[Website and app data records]
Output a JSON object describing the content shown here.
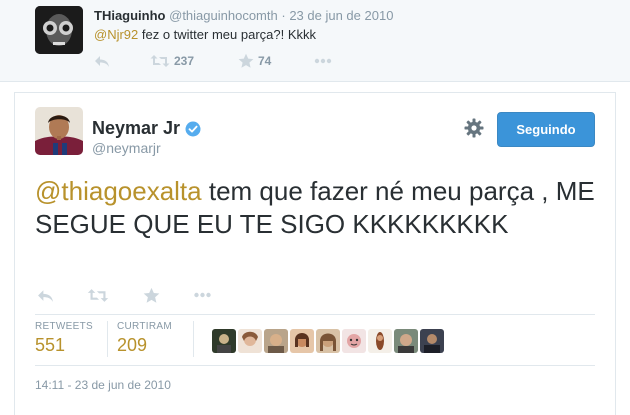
{
  "reply_tweet": {
    "name": "THiaguinho",
    "handle": "@thiaguinhocomth",
    "separator": "·",
    "date": "23 de jun de 2010",
    "mention": "@Njr92",
    "text": " fez o twitter meu parça?! Kkkk",
    "retweet_count": "237",
    "favorite_count": "74",
    "icons": [
      "reply-icon",
      "retweet-icon",
      "star-icon",
      "more-icon"
    ]
  },
  "main_tweet": {
    "name": "Neymar Jr",
    "handle": "@neymarjr",
    "follow_button": "Seguindo",
    "mention": "@thiagoexalta",
    "text": " tem que fazer né meu parça , ME SEGUE QUE EU TE SIGO KKKKKKKKK",
    "retweets_label": "RETWEETS",
    "retweets_value": "551",
    "likes_label": "CURTIRAM",
    "likes_value": "209",
    "timestamp": "14:11 - 23 de jun de 2010",
    "icons": [
      "reply-icon",
      "retweet-icon",
      "star-icon",
      "more-icon",
      "gear-icon",
      "verified-icon"
    ]
  },
  "colors": {
    "link": "#b8922c",
    "button": "#3b94d9",
    "muted": "#8899a6",
    "text": "#292f33",
    "reply_bg": "#f5f8fa"
  }
}
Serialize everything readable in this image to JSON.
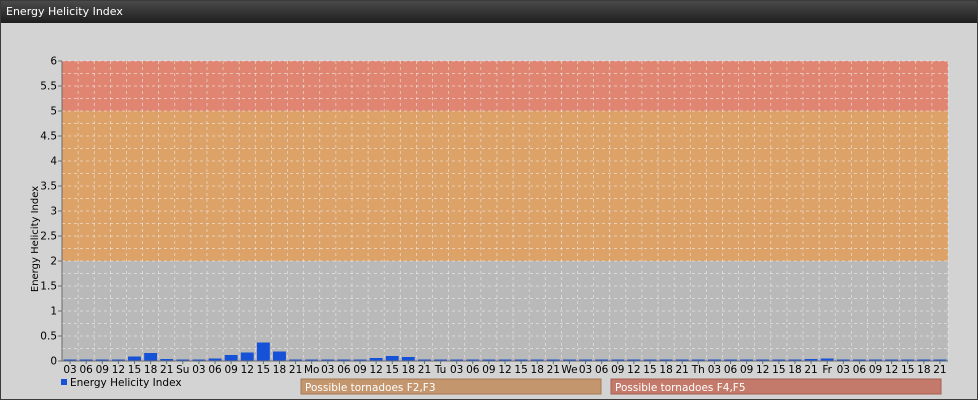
{
  "window": {
    "title": "Energy Helicity Index"
  },
  "colors": {
    "bar": "#1552d8",
    "zone_low": "#b9b9b9",
    "zone_mid": "#dda267",
    "zone_high": "#e08572",
    "grid": "#f2f2f2",
    "legend_mid": "#c4966e",
    "legend_high": "#c47a6a"
  },
  "chart_data": {
    "type": "bar",
    "title": "Energy Helicity Index",
    "ylabel": "Energy Helicity Index",
    "xlabel": "",
    "ylim": [
      0,
      6
    ],
    "yticks": [
      "0",
      "0.5",
      "1",
      "1.5",
      "2",
      "2.5",
      "3",
      "3.5",
      "4",
      "4.5",
      "5",
      "5.5",
      "6"
    ],
    "grid": true,
    "categories": [
      "03",
      "06",
      "09",
      "12",
      "15",
      "18",
      "21",
      "Su",
      "03",
      "06",
      "09",
      "12",
      "15",
      "18",
      "21",
      "Mo",
      "03",
      "06",
      "09",
      "12",
      "15",
      "18",
      "21",
      "Tu",
      "03",
      "06",
      "09",
      "12",
      "15",
      "18",
      "21",
      "We",
      "03",
      "06",
      "09",
      "12",
      "15",
      "18",
      "21",
      "Th",
      "03",
      "06",
      "09",
      "12",
      "15",
      "18",
      "21",
      "Fr",
      "03",
      "06",
      "09",
      "12",
      "15",
      "18",
      "21"
    ],
    "series": [
      {
        "name": "Energy Helicity Index",
        "values": [
          0.01,
          0.01,
          0.0,
          0.02,
          0.09,
          0.16,
          0.04,
          0.01,
          0.01,
          0.05,
          0.12,
          0.17,
          0.37,
          0.19,
          0.02,
          0.01,
          0.01,
          0.03,
          0.03,
          0.06,
          0.1,
          0.08,
          0.02,
          0.01,
          0.01,
          0.01,
          0.01,
          0.02,
          0.02,
          0.01,
          0.01,
          0.01,
          0.01,
          0.01,
          0.01,
          0.01,
          0.01,
          0.01,
          0.01,
          0.01,
          0.01,
          0.01,
          0.01,
          0.01,
          0.02,
          0.02,
          0.04,
          0.05,
          0.02,
          0.01,
          0.01,
          0.01,
          0.01,
          0.01,
          0.01
        ]
      }
    ],
    "zones": [
      {
        "from": 0,
        "to": 2,
        "color": "#b9b9b9"
      },
      {
        "from": 2,
        "to": 5,
        "color": "#dda267",
        "label": "Possible tornadoes F2,F3"
      },
      {
        "from": 5,
        "to": 6,
        "color": "#e08572",
        "label": "Possible tornadoes F4,F5"
      }
    ],
    "legend": {
      "position": "bottom-left",
      "series_label": "Energy Helicity Index",
      "zone_labels": [
        "Possible tornadoes F2,F3",
        "Possible tornadoes F4,F5"
      ]
    }
  }
}
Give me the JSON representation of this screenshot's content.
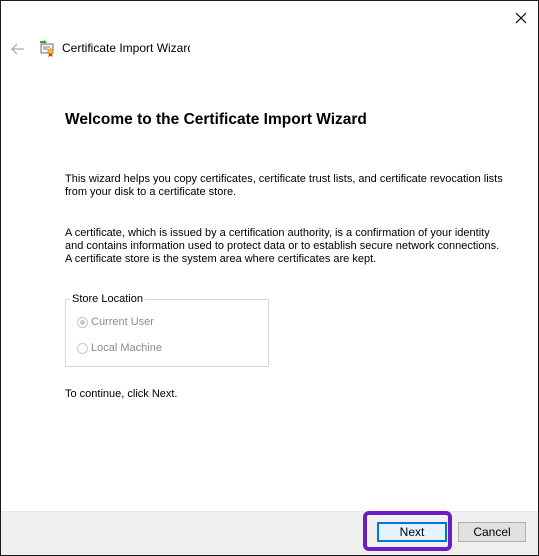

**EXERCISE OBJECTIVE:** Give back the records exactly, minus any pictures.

**REPLY TO THE TASK:**
Output a JSON object describing the content shown here.
{
  "reply_tweet": {
    "name": "THiaguinho",
    "handle": "@thiaguinhocomth",
    "separator": "·",
    "date": "23 de jun de 2010",
    "mention": "@Njr92",
    "text": " fez o twitter meu parça?! Kkkk",
    "retweet_count": "237",
    "favorite_count": "74",
    "icons": [
      "reply-icon",
      "retweet-icon",
      "star-icon",
      "more-icon"
    ]
  },
  "main_tweet": {
    "name": "Neymar Jr",
    "handle": "@neymarjr",
    "follow_button": "Seguindo",
    "mention": "@thiagoexalta",
    "text": " tem que fazer né meu parça , ME SEGUE QUE EU TE SIGO KKKKKKKKK",
    "retweets_label": "RETWEETS",
    "retweets_value": "551",
    "likes_label": "CURTIRAM",
    "likes_value": "209",
    "timestamp": "14:11 - 23 de jun de 2010",
    "icons": [
      "reply-icon",
      "retweet-icon",
      "star-icon",
      "more-icon",
      "gear-icon",
      "verified-icon"
    ]
  },
  "colors": {
    "link": "#b8922c",
    "button": "#3b94d9",
    "muted": "#8899a6",
    "text": "#292f33",
    "reply_bg": "#f5f8fa"
  }
}
Serialize everything readable in this image to JSON.
{
  "window": {
    "title": "Energy Helicity Index"
  },
  "colors": {
    "bar": "#1552d8",
    "zone_low": "#b9b9b9",
    "zone_mid": "#dda267",
    "zone_high": "#e08572",
    "grid": "#f2f2f2",
    "legend_mid": "#c4966e",
    "legend_high": "#c47a6a"
  },
  "chart_data": {
    "type": "bar",
    "title": "Energy Helicity Index",
    "ylabel": "Energy Helicity Index",
    "xlabel": "",
    "ylim": [
      0,
      6
    ],
    "yticks": [
      "0",
      "0.5",
      "1",
      "1.5",
      "2",
      "2.5",
      "3",
      "3.5",
      "4",
      "4.5",
      "5",
      "5.5",
      "6"
    ],
    "grid": true,
    "categories": [
      "03",
      "06",
      "09",
      "12",
      "15",
      "18",
      "21",
      "Su",
      "03",
      "06",
      "09",
      "12",
      "15",
      "18",
      "21",
      "Mo",
      "03",
      "06",
      "09",
      "12",
      "15",
      "18",
      "21",
      "Tu",
      "03",
      "06",
      "09",
      "12",
      "15",
      "18",
      "21",
      "We",
      "03",
      "06",
      "09",
      "12",
      "15",
      "18",
      "21",
      "Th",
      "03",
      "06",
      "09",
      "12",
      "15",
      "18",
      "21",
      "Fr",
      "03",
      "06",
      "09",
      "12",
      "15",
      "18",
      "21"
    ],
    "series": [
      {
        "name": "Energy Helicity Index",
        "values": [
          0.01,
          0.01,
          0.0,
          0.02,
          0.09,
          0.16,
          0.04,
          0.01,
          0.01,
          0.05,
          0.12,
          0.17,
          0.37,
          0.19,
          0.02,
          0.01,
          0.01,
          0.03,
          0.03,
          0.06,
          0.1,
          0.08,
          0.02,
          0.01,
          0.01,
          0.01,
          0.01,
          0.02,
          0.02,
          0.01,
          0.01,
          0.01,
          0.01,
          0.01,
          0.01,
          0.01,
          0.01,
          0.01,
          0.01,
          0.01,
          0.01,
          0.01,
          0.01,
          0.01,
          0.02,
          0.02,
          0.04,
          0.05,
          0.02,
          0.01,
          0.01,
          0.01,
          0.01,
          0.01,
          0.01
        ]
      }
    ],
    "zones": [
      {
        "from": 0,
        "to": 2,
        "color": "#b9b9b9"
      },
      {
        "from": 2,
        "to": 5,
        "color": "#dda267",
        "label": "Possible tornadoes F2,F3"
      },
      {
        "from": 5,
        "to": 6,
        "color": "#e08572",
        "label": "Possible tornadoes F4,F5"
      }
    ],
    "legend": {
      "position": "bottom-left",
      "series_label": "Energy Helicity Index",
      "zone_labels": [
        "Possible tornadoes F2,F3",
        "Possible tornadoes F4,F5"
      ]
    }
  }
}
Give me the JSON representation of this screenshot's content.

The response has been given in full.